Here’s an interesting one I seemed to miss: Miles Davis, Miles Ahead, Columbia 1041. This is an original pressing but that’s not what makes it interesting. On the back cover are six signatures: Miles Davis, Julian” Cannonball” Adderley, John Coltrane, Bill Evans, Jimmy Cobb and Paul Chambers. The signatures are all in blue ballpoint pen. The seller admittedly had no idea of the provenance of the signatures or whether they were legitimate. Seems that he picked up the record at a yard sale or estate sale. The cover was probably in VG+ condition with a seam split on the bottom. There were 39 bids on the item and in the last hour it went from about $2,000 to its final price of $3,100.99. Imagine if the signatures aren’t legitimate? Or, on the other hand, imagine what this would have fetched if the signatures were 100% verified. I do have a question, however. Why would Jimmy Cobb sign his name “Jimmie Cobb?” Are there other circumstances where he went by Jimmie, as opposed to Jimmy or, as on Kind of Blue, James Cobb?

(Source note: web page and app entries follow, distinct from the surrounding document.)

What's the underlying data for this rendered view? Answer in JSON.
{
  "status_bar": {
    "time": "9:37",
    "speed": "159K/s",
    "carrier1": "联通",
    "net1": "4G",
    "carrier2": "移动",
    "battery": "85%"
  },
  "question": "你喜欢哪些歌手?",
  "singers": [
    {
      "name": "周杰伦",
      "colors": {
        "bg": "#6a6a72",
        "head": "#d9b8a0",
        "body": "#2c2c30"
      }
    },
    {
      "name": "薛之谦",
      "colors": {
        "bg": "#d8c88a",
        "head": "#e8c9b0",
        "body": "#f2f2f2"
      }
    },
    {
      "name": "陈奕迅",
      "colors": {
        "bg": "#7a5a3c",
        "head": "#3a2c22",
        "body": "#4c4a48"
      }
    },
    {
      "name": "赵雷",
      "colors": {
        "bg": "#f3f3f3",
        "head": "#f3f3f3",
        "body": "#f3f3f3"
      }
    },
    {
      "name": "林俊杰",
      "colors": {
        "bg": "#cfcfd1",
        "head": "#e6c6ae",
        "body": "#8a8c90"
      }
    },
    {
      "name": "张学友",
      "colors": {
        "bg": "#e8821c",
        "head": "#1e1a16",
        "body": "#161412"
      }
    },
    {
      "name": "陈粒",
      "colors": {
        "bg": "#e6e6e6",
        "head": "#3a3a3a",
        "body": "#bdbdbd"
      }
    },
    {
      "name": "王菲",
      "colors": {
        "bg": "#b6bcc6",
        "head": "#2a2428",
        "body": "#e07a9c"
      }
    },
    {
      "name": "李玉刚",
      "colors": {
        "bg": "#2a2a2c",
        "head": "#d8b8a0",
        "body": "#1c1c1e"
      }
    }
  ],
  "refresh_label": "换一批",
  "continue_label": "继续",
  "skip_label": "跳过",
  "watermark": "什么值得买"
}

So here it is — now we have sellers ripping off bobdjukic to make their auctions look like his and, apparently, to try to weave the same brand of black magic that apparently results in insane prices. And perhaps it works. Take a look at this auction: Miles Davis, Kind of Blue, Columbia 1355. It’s not exactly laid out like one of the bobdjukic auctions, but it’s clearly evocative. And the listing starts with the oh-so-familiar phrase “INSANELY RARE” in all caps, of course. This must be the most widely circulated insanely rare record of all time. The record is graded at near mint minus, whatever that means, and the cover is graded at VG+, which seems highly generous given the obvious ring wear on the front cover and the big signature of a previous owner on the back. But despite whatever flaws we may see in the record and/or the listing, it seems to have that black magic sheen to it and the bidding has already surpassed $260. We didn’t think insanity was a contagious condition, but perhaps we were wrong.